The suspect in the El Paso, Texas Walmart shooting was indicted on 90 federal charges, including 44 federal hate crimes on Thursday. Federal prosecutors said they want Patrick Wood Crusius of Allen, Texas held without bond. The 21-year-old already pleaded not guilty to a state capital murder charge in October and has been held without bond since the Aug. 3, 2019 shooting.
The new federal charges include 22 counts each of hate crime resulting in death, hate crime involving attempt to fill and use of a firearm during and in relation to a crime of violence, reports the El Paso Times. Crusius also faces 21 counts of use of a firearm to commit murder during an in relation to a crime of violence.
U.S. Attorney for the Western District of Texas John Bash told reporters the new hate crime charges show how the department is committed to slowing the "resurgent threat of violence motivated by race, national origins and other categories," reports Fox News. Bash said the case is considered domestic terrorism.
"We're going to take the fight to the violent extremists and we are going to win," Bash added.
The federal indictment alleges Crusius bought a GP WASR-10 semiautomatic rifle and 1,000 rounds of hollow-point ammunition on a website in June 2019. Prosecutors also said Crusius first wrote a document before the shooting outlining how the attack was a "response to the Hispanic invasion of Texas." The document also cited the mass shooting in Christchurch, New Zealand, where 51 people were killed in coordinated attacks on mosques.
According to prosecutors, Crusius drove 10 hours from his grandparents home just outside Dallas to El Paso, near the U.S.-Mexico border, to carry out the attack. After he was arrested, he surrendered and allegedly said, "I'm the shooter" and said he was targeting Mexicans.
Last year, Crusius pleaded not guilty to a state capital murder charge. The state case will still be prosecuted and could result in the death penalty if Crusius is convicted.0comments
"We support the indictment by the U.S. Attorney's Office as one more way of holding the shooter accountable," El Paso County District Attorney Jamie Esparza said in a statement. "The District Attorney's Office will continue to work hard to ensure that justice is done and that the shooter is held accountable by our community. The office will fully cooperate with the U.S. Attorney's Office in the prosecution of the federal charges announced today."
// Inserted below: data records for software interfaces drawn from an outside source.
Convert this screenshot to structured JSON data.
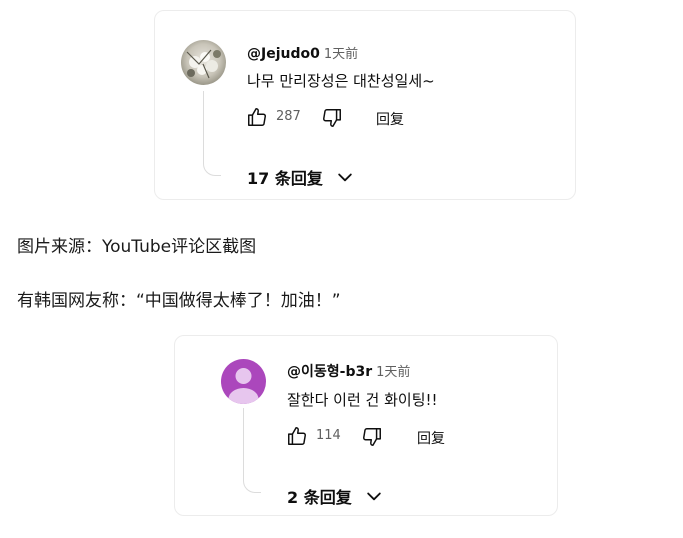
{
  "comments": [
    {
      "handle": "@Jejudo0",
      "time": "1天前",
      "text": "나무 만리장성은 대찬성일세~",
      "likes": "287",
      "reply_label": "回复",
      "replies_label": "17 条回复",
      "avatar": "photo-avatar"
    },
    {
      "handle": "@이동형-b3r",
      "time": "1天前",
      "text": "잘한다 이런 건 화이팅!!",
      "likes": "114",
      "reply_label": "回复",
      "replies_label": "2 条回复",
      "avatar": "default-avatar",
      "avatar_color": "#ab47bc"
    }
  ],
  "article": {
    "caption": "图片来源：YouTube评论区截图",
    "paragraph": "有韩国网友称：“中国做得太棒了！加油！”"
  },
  "icons": {
    "like": "thumbs-up-icon",
    "dislike": "thumbs-down-icon",
    "expand": "chevron-down-icon"
  }
}
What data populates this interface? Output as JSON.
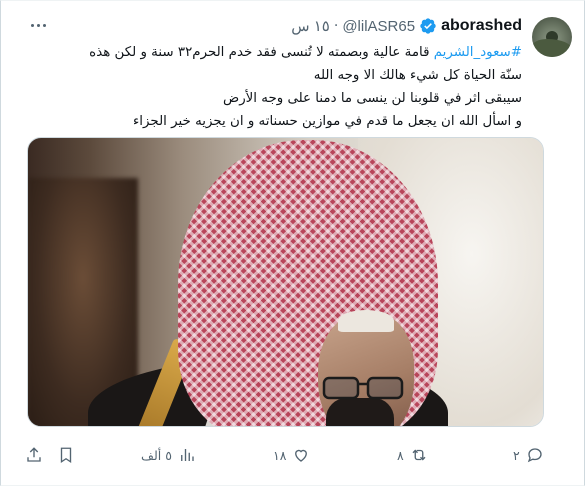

The federal indictment was announced just after the six-month anniversary of the shooting. Twenty-two people were killed, including eight Mexican citizens.